→ **The problem**: Copy the records below without altering a single word.

Dataset rows for apps and sites:

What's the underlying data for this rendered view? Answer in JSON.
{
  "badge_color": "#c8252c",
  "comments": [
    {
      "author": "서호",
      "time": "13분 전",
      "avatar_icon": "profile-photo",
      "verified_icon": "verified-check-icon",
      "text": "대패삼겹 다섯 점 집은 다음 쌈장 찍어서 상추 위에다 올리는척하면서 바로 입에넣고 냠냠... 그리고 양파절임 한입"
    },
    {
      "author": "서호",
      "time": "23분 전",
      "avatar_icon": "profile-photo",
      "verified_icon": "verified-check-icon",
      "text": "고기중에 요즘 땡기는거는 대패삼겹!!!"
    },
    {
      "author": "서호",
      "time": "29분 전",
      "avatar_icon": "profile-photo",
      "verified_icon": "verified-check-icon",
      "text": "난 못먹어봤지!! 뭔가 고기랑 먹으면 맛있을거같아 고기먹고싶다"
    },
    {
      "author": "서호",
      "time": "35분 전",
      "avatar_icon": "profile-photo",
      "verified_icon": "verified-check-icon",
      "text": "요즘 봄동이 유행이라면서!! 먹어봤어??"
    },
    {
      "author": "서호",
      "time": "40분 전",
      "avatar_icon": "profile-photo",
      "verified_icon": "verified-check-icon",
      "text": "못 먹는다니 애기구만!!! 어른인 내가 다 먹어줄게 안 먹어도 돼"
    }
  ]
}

→ **Solution to this task**:
What's the underlying data for this rendered view? Answer in JSON.
{
  "badge_color": "#c8252c",
  "comments": [
    {
      "author": "서호",
      "time": "13분 전",
      "avatar_icon": "profile-photo",
      "verified_icon": "verified-check-icon",
      "text": "대패삼겹 다섯 점 집은 다음 쌈장 찍어서 상추 위에다 올리는척하면서 바로 입에넣고 냠냠... 그리고 양파절임 한입"
    },
    {
      "author": "서호",
      "time": "23분 전",
      "avatar_icon": "profile-photo",
      "verified_icon": "verified-check-icon",
      "text": "고기중에 요즘 땡기는거는 대패삼겹!!!"
    },
    {
      "author": "서호",
      "time": "29분 전",
      "avatar_icon": "profile-photo",
      "verified_icon": "verified-check-icon",
      "text": "난 못먹어봤지!! 뭔가 고기랑 먹으면 맛있을거같아 고기먹고싶다"
    },
    {
      "author": "서호",
      "time": "35분 전",
      "avatar_icon": "profile-photo",
      "verified_icon": "verified-check-icon",
      "text": "요즘 봄동이 유행이라면서!! 먹어봤어??"
    },
    {
      "author": "서호",
      "time": "40분 전",
      "avatar_icon": "profile-photo",
      "verified_icon": "verified-check-icon",
      "text": "못 먹는다니 애기구만!!! 어른인 내가 다 먹어줄게 안 먹어도 돼"
    }
  ]
}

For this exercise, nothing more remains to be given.